Stiffness. The shoulder may feel most stiff when getting out of bed in the morning.
Muscle weakness. Lifting the arm overhead or holding the arm away from the body may be difficult. The muscles at the back of the shoulder may appear smaller on the injured side than on the unaffected side.
Loss of active range of motion. A person with an injured rotator cuff may not be able to move the arm through a normal range of motion. However, sometimes the arm can still be passively moved, meaning that someone else can lift the affected arm and rotate it through a complete range of motion.
Swelling and tenderness. The front of the shoulder is often swollen and tender.
Crepitus (shoulder popping). Cracking and popping sensations in the shoulder are also common, and may indicate the shoulder’s ball and socket joint is not tracking properly.
Frequently asked questions
What causes a rotator cuff tear and how would I know if I have one?
If I have a painful rotator cuff and keep using it, will this cause further damage?
When should I see a doctor for a rotator cuff tear?

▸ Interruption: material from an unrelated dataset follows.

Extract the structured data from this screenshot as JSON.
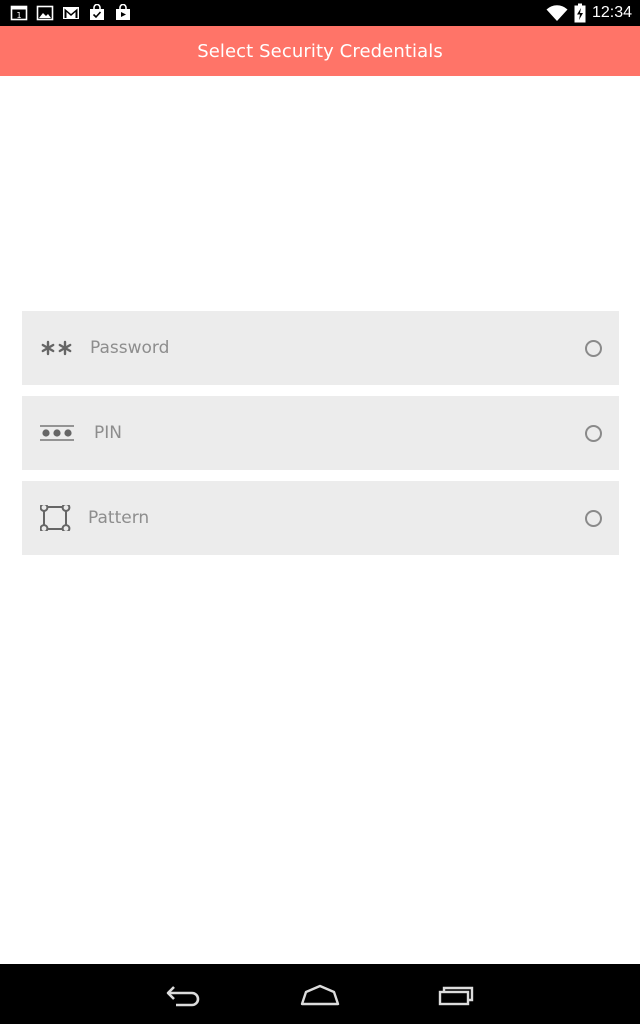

Can a rotator cuff tear be healed or strengthened without surgery?
At what point does a rotator cuff tear require surgery to fix it?
What is the rotator cuff and what does it do?
What 'SLAP' means
What causes SLAP Tears?
*All Information provided by The American Academy of Orthopaedic Surgeons